JEFFERSON CITY, Mo. – What lies ahead for the labor movement as we march into Labor Day? That was the question members of the AFL-CIO attempted to answer during a nationwide telephone town hall held on Wednesday evening with a million members of the organization.
The topics of discussion ranged across several issues facing labor organizations, from how to build energy among the younger generation to how to continue pushing forward in today’s political environment. But the leaders also spoke of their reason for growing hope.
“As we prepare to come together with our families and celebrate Labor Day this weekend, I’m as proud and hopeful about our movement as I’ve ever been. Something is happening in America, brothers and sisters. Workers are writing a comeback story unlike any I’ve seen in my 50 years in the labor movement,” AFL-CIO President Richard Trumka said. “And here’s the truth: We’re not even close to done. 2018 is the year of the worker. We’re building a fairer economy and a more just society. We’re building a political system that listens to the voices of working people, instead of the whispers of a few CEOs.”
Robert Reich, the former U.S. Secretary of Labor during the Clinton Administration, said the answer was to strengthen unions, that there is strength in numbers.
“We saw this in Missouri with the repeal of ‘right to work.’ We’ve seen it in the teacher strikes. We’re seeing it in the burst of union membership. We see it in public opinion, which is now solidly behind unions,” he said. “The nation is at a turning point. We just can’t go on with almost all of the economic gains going to a handful at the top and most workers getting very little. Our economy can’t survive this. Our politics can’t survive it. Our society and our ideals of freedom and equal opportunity can’t survive this, which is why you are so important—why unions are critical for the future.”
They touted data that showed unions raise wages up to 20 percent, and said that their fight was to continue pushing legislation forward to keep improving labor across the nation.
“Who better than us, as workers in the labor movement, to stand up and fight for workers’ rights?” Council member Teresa Mosqueda asked. “There is no one better than us. There is no one more qualified.

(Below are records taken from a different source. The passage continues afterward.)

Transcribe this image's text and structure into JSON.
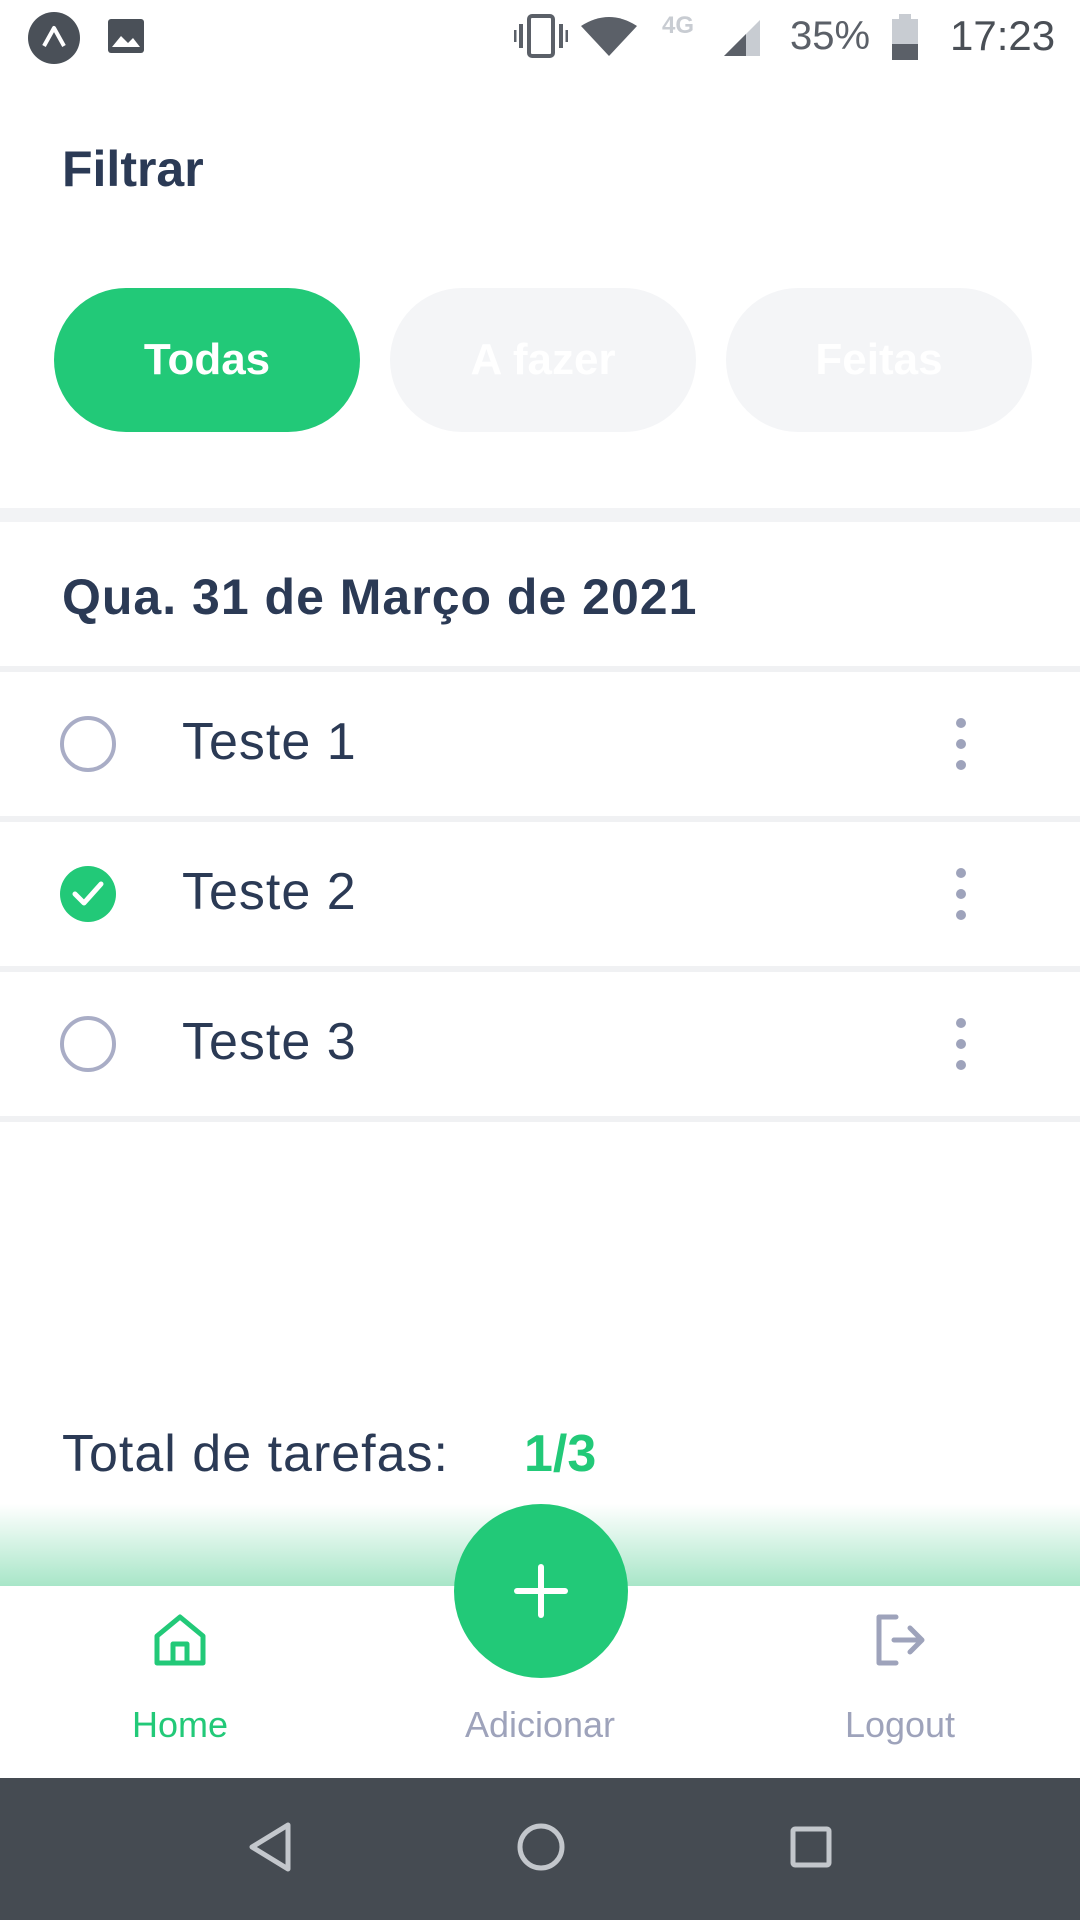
{
  "status_bar": {
    "network": "4G",
    "battery_percent": "35%",
    "time": "17:23",
    "icons": [
      "app-notification-icon",
      "image-notification-icon",
      "vibrate-icon",
      "wifi-icon",
      "signal-icon",
      "battery-icon"
    ]
  },
  "filter": {
    "title": "Filtrar",
    "chips": [
      {
        "label": "Todas",
        "active": true
      },
      {
        "label": "A fazer",
        "active": false
      },
      {
        "label": "Feitas",
        "active": false
      }
    ]
  },
  "date_header": "Qua. 31 de Março de 2021",
  "tasks": [
    {
      "label": "Teste 1",
      "done": false
    },
    {
      "label": "Teste 2",
      "done": true
    },
    {
      "label": "Teste 3",
      "done": false
    }
  ],
  "summary": {
    "label": "Total de tarefas:",
    "value": "1/3"
  },
  "bottom_nav": {
    "home_label": "Home",
    "add_label": "Adicionar",
    "logout_label": "Logout"
  },
  "colors": {
    "accent": "#22c978",
    "text": "#2b3a55",
    "muted": "#9ea3bb",
    "chip_inactive": "#f4f5f7",
    "system_nav": "#454b52"
  }
}
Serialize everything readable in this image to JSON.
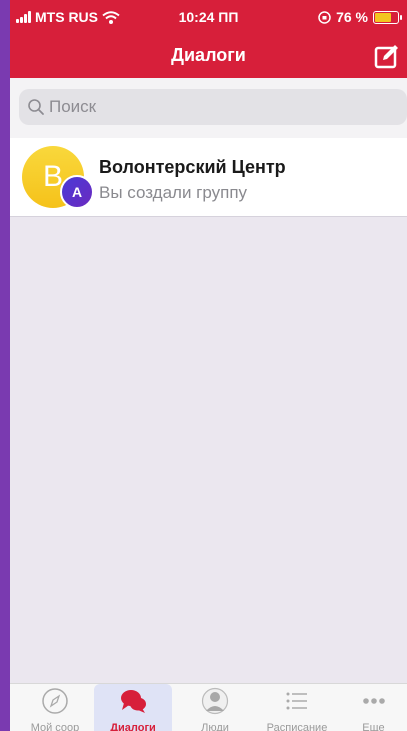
{
  "status_bar": {
    "carrier": "MTS RUS",
    "time": "10:24 ПП",
    "battery_percent": "76 %",
    "battery_level": 0.76
  },
  "header": {
    "title": "Диалоги"
  },
  "search": {
    "placeholder": "Поиск"
  },
  "dialogs": [
    {
      "avatar_letter": "B",
      "badge_letter": "A",
      "name": "Волонтерский Центр",
      "last_message": "Вы создали группу"
    }
  ],
  "tabbar": {
    "tabs": [
      {
        "label": "Мой соор",
        "icon": "compass-icon",
        "active": false
      },
      {
        "label": "Диалоги",
        "icon": "chat-bubbles-icon",
        "active": true
      },
      {
        "label": "Люди",
        "icon": "person-icon",
        "active": false
      },
      {
        "label": "Расписание",
        "icon": "list-icon",
        "active": false
      },
      {
        "label": "Еще",
        "icon": "more-dots-icon",
        "active": false
      }
    ]
  },
  "colors": {
    "accent": "#d71f3a",
    "background": "#ebe7ef",
    "frame": "#7a3ab0"
  }
}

We are ready, and we can win.”
When asked how to get the younger workforce to join unions, Trumka said it was important to make sure their voices were heard.
“We didn’t listen to them, we talked at them. We changed that, and asked them what they needed,” Trumka responded, saying that the AFL-CIO added more than 2,000 new members last year, 75% of which were under age of 35. “I’ve ever been more excited about young people.”
Ending the town hall, Trumka encouraged members to share their message, saying it was their time and duty to “reclaim America.”
Benjamin Peters is a reporter for the Missouri Times and Missouri Times Magazine, and also produces the #MoLeg Podcast. He joined the Missouri Times in 2016 after working as a sports editor and TV news producer in mid-Missouri. Benjamin is a graduate of Missouri State University in Springfield. To contact Benjamin, email firstname.lastname@example.org or follow him on Twitter @BenjaminDPeters.